Height/Weight:      6’1/170

Age/Level:      19/High-A

Projection:      4/5

Buckel’s stuff is quite similar to Ross’ as he has four pitches that rate around average in his fastball, cutter, curve, and change. His above-average control due to excellent mechanics will help Buckel along the way, and having good control and several good secondary pitches are a recipe for A-ball success, which Buckel had plenty of last season. But as you might expect, there are concerns as to how they will play as he moves up the ladder, but Buckel does have room to fill out, leaving some projection left. If he gets a bit more oomph in that fastball or develops a secondary pitch or two to the plus level, Buckel make a serious move up lists, but for the moment, he looks like a middle or back-of-the-rotation starter.

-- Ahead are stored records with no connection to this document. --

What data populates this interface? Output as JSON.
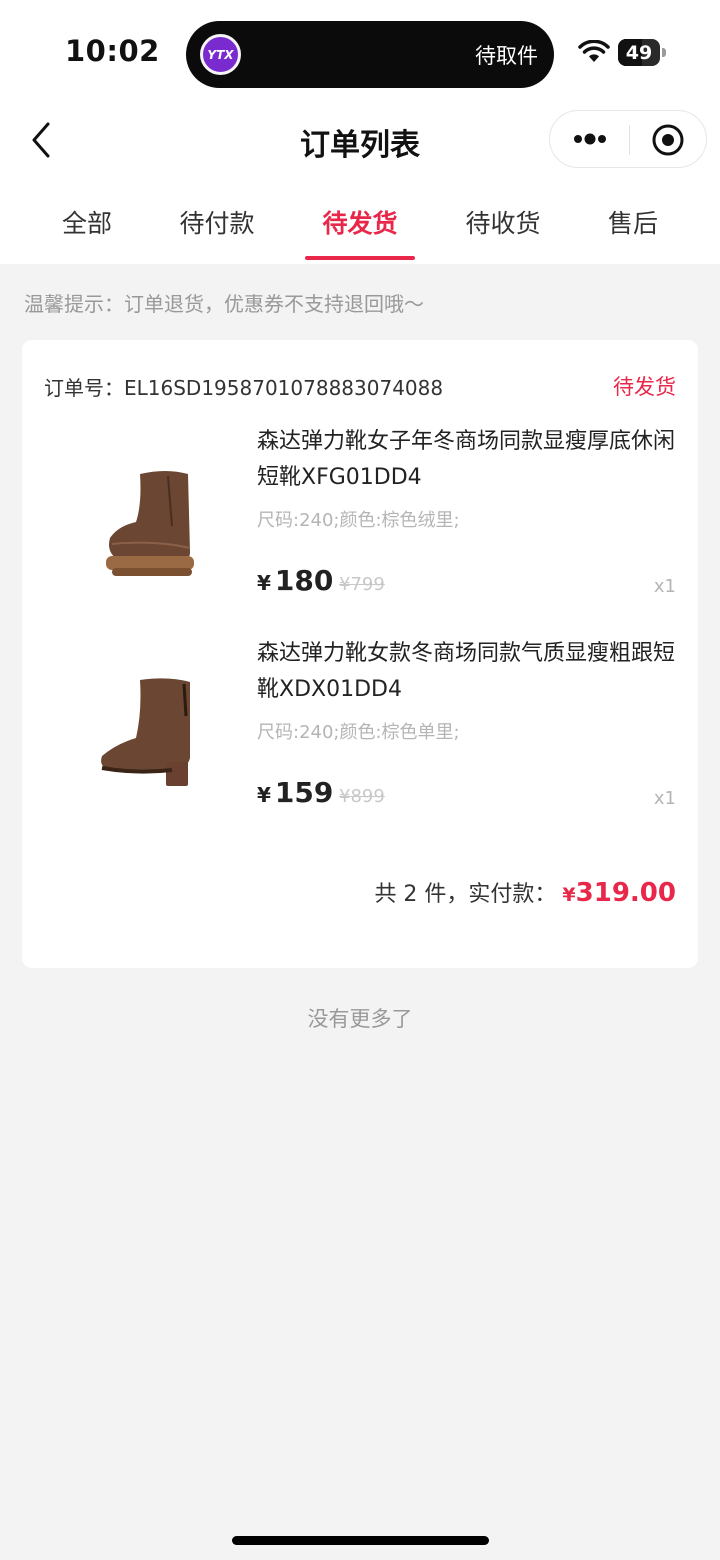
{
  "status_bar": {
    "time": "10:02",
    "island_text": "待取件",
    "island_logo_text": "YTX",
    "battery": "49"
  },
  "header": {
    "title": "订单列表"
  },
  "tabs": [
    {
      "label": "全部",
      "active": false
    },
    {
      "label": "待付款",
      "active": false
    },
    {
      "label": "待发货",
      "active": true
    },
    {
      "label": "待收货",
      "active": false
    },
    {
      "label": "售后",
      "active": false
    }
  ],
  "tip": "温馨提示：订单退货，优惠券不支持退回哦～",
  "order": {
    "number_label": "订单号：",
    "number": "EL16SD1958701078883074088",
    "status": "待发货",
    "items": [
      {
        "name": "森达弹力靴女子年冬商场同款显瘦厚底休闲短靴XFG01DD4",
        "spec": "尺码:240;颜色:棕色绒里;",
        "currency": "¥",
        "price": "180",
        "original_price": "¥799",
        "quantity": "x1"
      },
      {
        "name": "森达弹力靴女款冬商场同款气质显瘦粗跟短靴XDX01DD4",
        "spec": "尺码:240;颜色:棕色单里;",
        "currency": "¥",
        "price": "159",
        "original_price": "¥899",
        "quantity": "x1"
      }
    ],
    "summary_prefix": "共 2 件，实付款：",
    "summary_currency": "¥",
    "summary_amount": "319.00"
  },
  "footer_text": "没有更多了",
  "colors": {
    "accent": "#e8274a",
    "background": "#f3f3f3",
    "boot_brown": "#6b4632"
  }
}
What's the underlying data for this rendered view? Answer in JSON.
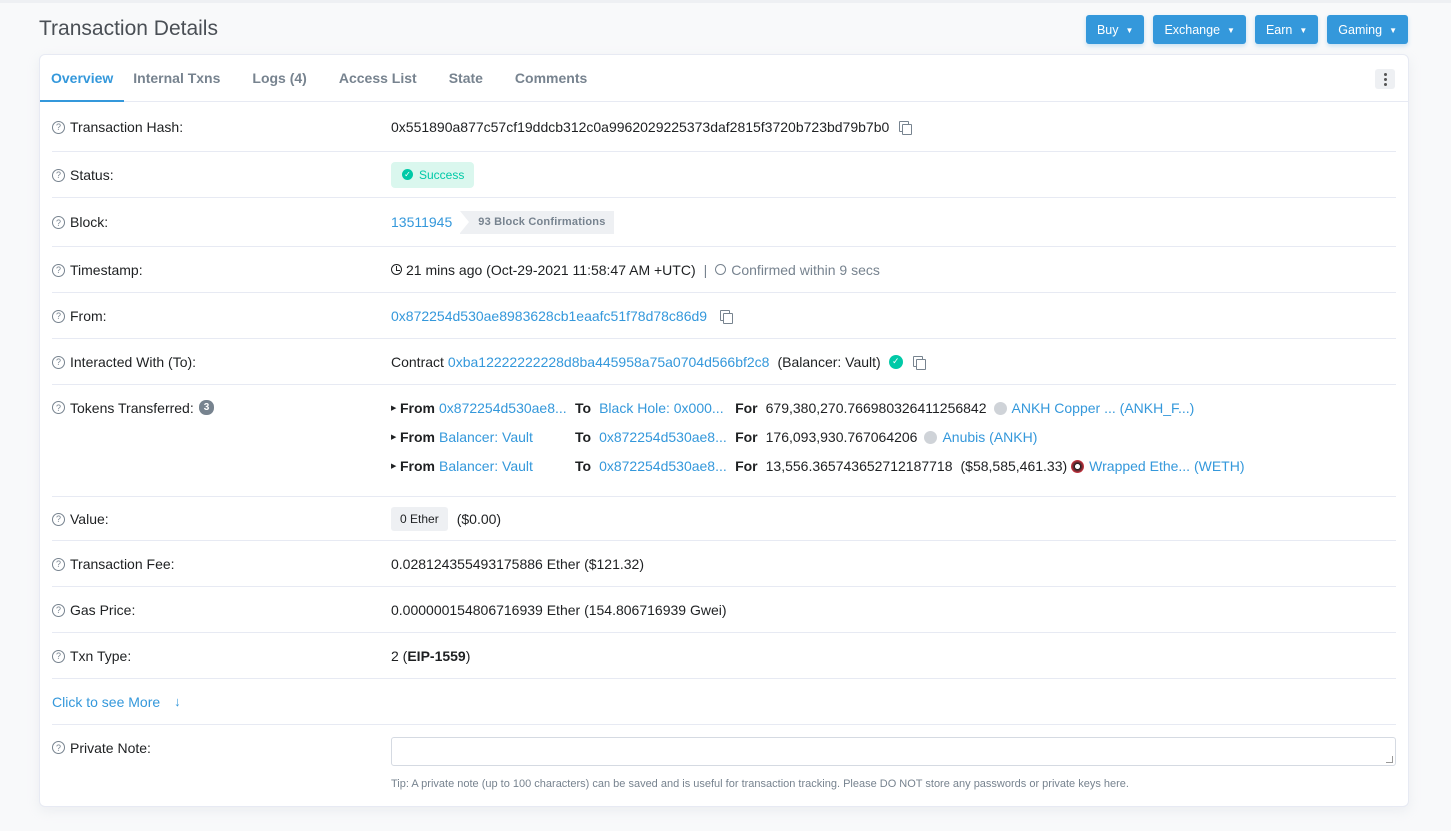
{
  "page": {
    "title": "Transaction Details"
  },
  "top_buttons": [
    {
      "label": "Buy"
    },
    {
      "label": "Exchange"
    },
    {
      "label": "Earn"
    },
    {
      "label": "Gaming"
    }
  ],
  "tabs": [
    {
      "label": "Overview",
      "active": true
    },
    {
      "label": "Internal Txns"
    },
    {
      "label": "Logs (4)"
    },
    {
      "label": "Access List"
    },
    {
      "label": "State"
    },
    {
      "label": "Comments"
    }
  ],
  "fields": {
    "tx_hash": {
      "label": "Transaction Hash:",
      "value": "0x551890a877c57cf19ddcb312c0a9962029225373daf2815f3720b723bd79b7b0"
    },
    "status": {
      "label": "Status:",
      "value": "Success"
    },
    "block": {
      "label": "Block:",
      "value": "13511945",
      "confirmations": "93 Block Confirmations"
    },
    "timestamp": {
      "label": "Timestamp:",
      "value": "21 mins ago (Oct-29-2021 11:58:47 AM +UTC)",
      "separator": "|",
      "confirmed": "Confirmed within 9 secs"
    },
    "from": {
      "label": "From:",
      "value": "0x872254d530ae8983628cb1eaafc51f78d78c86d9"
    },
    "interacted": {
      "label": "Interacted With (To):",
      "prefix": "Contract",
      "address": "0xba12222222228d8ba445958a75a0704d566bf2c8",
      "name": "(Balancer: Vault)"
    },
    "tokens": {
      "label": "Tokens Transferred:",
      "count": "3",
      "from_label": "From",
      "to_label": "To",
      "for_label": "For",
      "transfers": [
        {
          "from": "0x872254d530ae8...",
          "to": "Black Hole: 0x000...",
          "amount": "679,380,270.766980326411256842",
          "usd": "",
          "token": "ANKH Copper ... (ANKH_F...)"
        },
        {
          "from": "Balancer: Vault",
          "to": "0x872254d530ae8...",
          "amount": "176,093,930.767064206",
          "usd": "",
          "token": "Anubis (ANKH)"
        },
        {
          "from": "Balancer: Vault",
          "to": "0x872254d530ae8...",
          "amount": "13,556.365743652712187718",
          "usd": "($58,585,461.33)",
          "token": "Wrapped Ethe... (WETH)"
        }
      ]
    },
    "value": {
      "label": "Value:",
      "amount": "0 Ether",
      "usd": "($0.00)"
    },
    "fee": {
      "label": "Transaction Fee:",
      "value": "0.028124355493175886 Ether ($121.32)"
    },
    "gas": {
      "label": "Gas Price:",
      "value": "0.000000154806716939 Ether (154.806716939 Gwei)"
    },
    "txn_type": {
      "label": "Txn Type:",
      "num": "2 (",
      "type": "EIP-1559",
      "close": ")"
    },
    "more": {
      "label": "Click to see More"
    },
    "note": {
      "label": "Private Note:",
      "placeholder": "",
      "tip": "Tip: A private note (up to 100 characters) can be saved and is useful for transaction tracking. Please DO NOT store any passwords or private keys here."
    }
  }
}
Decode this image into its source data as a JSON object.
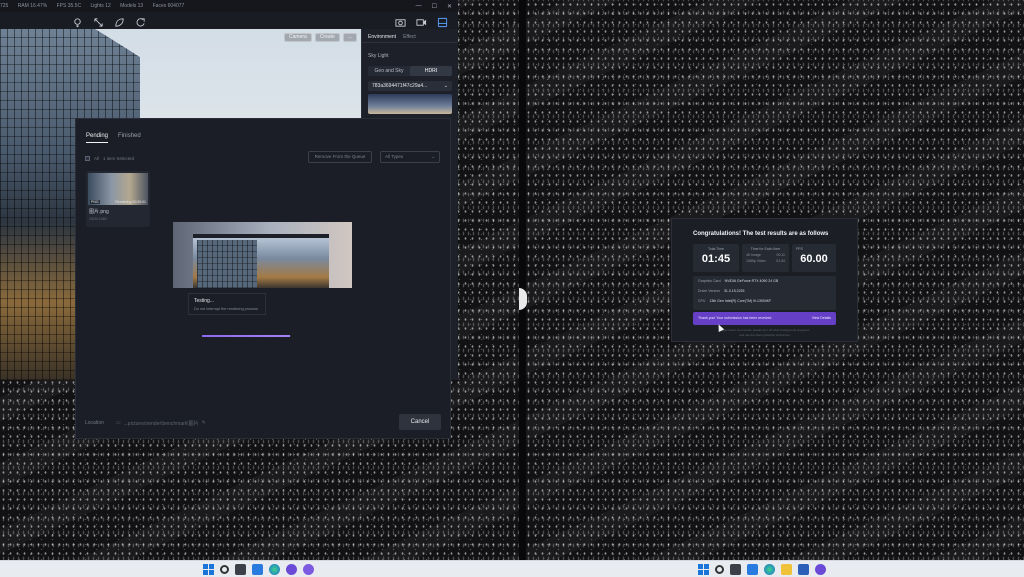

Christian Villanueva     3B

Bats/Throws:      R/R

Height/Weight:      5’11/160

Age/Level:      20/High-A

Projection:       2-4 WAR

That Hickory team must have been a fun one to watch, and Villanueva was certainly a reason why. At the plate, Villanueva has line-drive swing that produces quite a bit of contact, and he started tapping into his average to above-average power. His approach could still use a little work, but he’s improving there. At the hot corner, he has a plus arm and good hands, with some thinking he might move to second if not for the arm. Villanueva still has more to prove, as do all of these A-ball prospects, but he has quite a bit of promise as well.

Biggest Question -Tanner Scheppers

If there was one player development decision the Rangers wish they could have back, it would probably be Scheppers. Yanking him in between the rotation and the bullpen, Scheppers finally appears to be settled into the bullpen, where his mid-to-upper 90s fastball and plus slider can do some serious damage. Jerking him around, however, has caused that impressive stuff to waver in and out, sometimes being merely average. If he’s back to what he can be and can harness control that also wavers, it will make moving Neftali Feliz, which appears in play yet again, a lot easier on everyone.